Down to the final line, write out the material beneath exactly, without pictures.
· · · ·
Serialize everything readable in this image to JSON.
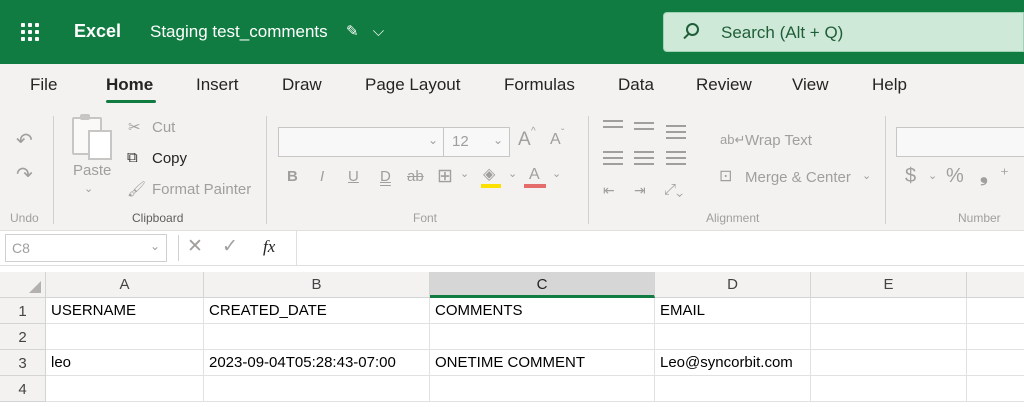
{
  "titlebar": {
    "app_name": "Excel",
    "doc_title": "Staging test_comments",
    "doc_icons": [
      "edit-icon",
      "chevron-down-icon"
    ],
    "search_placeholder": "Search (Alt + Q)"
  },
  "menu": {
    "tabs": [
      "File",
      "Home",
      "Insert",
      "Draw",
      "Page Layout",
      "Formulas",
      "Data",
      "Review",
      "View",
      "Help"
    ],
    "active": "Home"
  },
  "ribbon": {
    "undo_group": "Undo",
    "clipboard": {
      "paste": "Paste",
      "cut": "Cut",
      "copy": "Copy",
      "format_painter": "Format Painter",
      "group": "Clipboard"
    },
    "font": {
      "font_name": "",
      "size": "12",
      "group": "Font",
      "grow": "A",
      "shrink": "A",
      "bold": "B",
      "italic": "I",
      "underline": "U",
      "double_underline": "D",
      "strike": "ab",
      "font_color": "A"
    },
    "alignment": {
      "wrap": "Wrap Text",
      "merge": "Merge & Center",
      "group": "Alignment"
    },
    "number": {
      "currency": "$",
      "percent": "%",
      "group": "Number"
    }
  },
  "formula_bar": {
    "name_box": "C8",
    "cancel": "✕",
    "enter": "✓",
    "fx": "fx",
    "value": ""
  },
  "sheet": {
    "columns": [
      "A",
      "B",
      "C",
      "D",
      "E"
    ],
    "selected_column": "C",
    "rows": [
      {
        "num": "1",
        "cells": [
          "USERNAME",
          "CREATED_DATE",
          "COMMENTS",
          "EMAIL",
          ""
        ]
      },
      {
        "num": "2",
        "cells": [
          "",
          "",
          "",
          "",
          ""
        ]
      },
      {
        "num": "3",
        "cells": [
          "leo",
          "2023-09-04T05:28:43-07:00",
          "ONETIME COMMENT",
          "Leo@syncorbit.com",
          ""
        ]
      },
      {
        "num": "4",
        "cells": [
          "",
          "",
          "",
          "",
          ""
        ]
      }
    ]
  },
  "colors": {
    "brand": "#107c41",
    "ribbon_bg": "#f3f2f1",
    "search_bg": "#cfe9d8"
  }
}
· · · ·
▸ RESULT
Serialize everything readable in this image to JSON.
{
  "titlebar": {
    "app_name": "Excel",
    "doc_title": "Staging test_comments",
    "doc_icons": [
      "edit-icon",
      "chevron-down-icon"
    ],
    "search_placeholder": "Search (Alt + Q)"
  },
  "menu": {
    "tabs": [
      "File",
      "Home",
      "Insert",
      "Draw",
      "Page Layout",
      "Formulas",
      "Data",
      "Review",
      "View",
      "Help"
    ],
    "active": "Home"
  },
  "ribbon": {
    "undo_group": "Undo",
    "clipboard": {
      "paste": "Paste",
      "cut": "Cut",
      "copy": "Copy",
      "format_painter": "Format Painter",
      "group": "Clipboard"
    },
    "font": {
      "font_name": "",
      "size": "12",
      "group": "Font",
      "grow": "A",
      "shrink": "A",
      "bold": "B",
      "italic": "I",
      "underline": "U",
      "double_underline": "D",
      "strike": "ab",
      "font_color": "A"
    },
    "alignment": {
      "wrap": "Wrap Text",
      "merge": "Merge & Center",
      "group": "Alignment"
    },
    "number": {
      "currency": "$",
      "percent": "%",
      "group": "Number"
    }
  },
  "formula_bar": {
    "name_box": "C8",
    "cancel": "✕",
    "enter": "✓",
    "fx": "fx",
    "value": ""
  },
  "sheet": {
    "columns": [
      "A",
      "B",
      "C",
      "D",
      "E"
    ],
    "selected_column": "C",
    "rows": [
      {
        "num": "1",
        "cells": [
          "USERNAME",
          "CREATED_DATE",
          "COMMENTS",
          "EMAIL",
          ""
        ]
      },
      {
        "num": "2",
        "cells": [
          "",
          "",
          "",
          "",
          ""
        ]
      },
      {
        "num": "3",
        "cells": [
          "leo",
          "2023-09-04T05:28:43-07:00",
          "ONETIME COMMENT",
          "Leo@syncorbit.com",
          ""
        ]
      },
      {
        "num": "4",
        "cells": [
          "",
          "",
          "",
          "",
          ""
        ]
      }
    ]
  },
  "colors": {
    "brand": "#107c41",
    "ribbon_bg": "#f3f2f1",
    "search_bg": "#cfe9d8"
  }
}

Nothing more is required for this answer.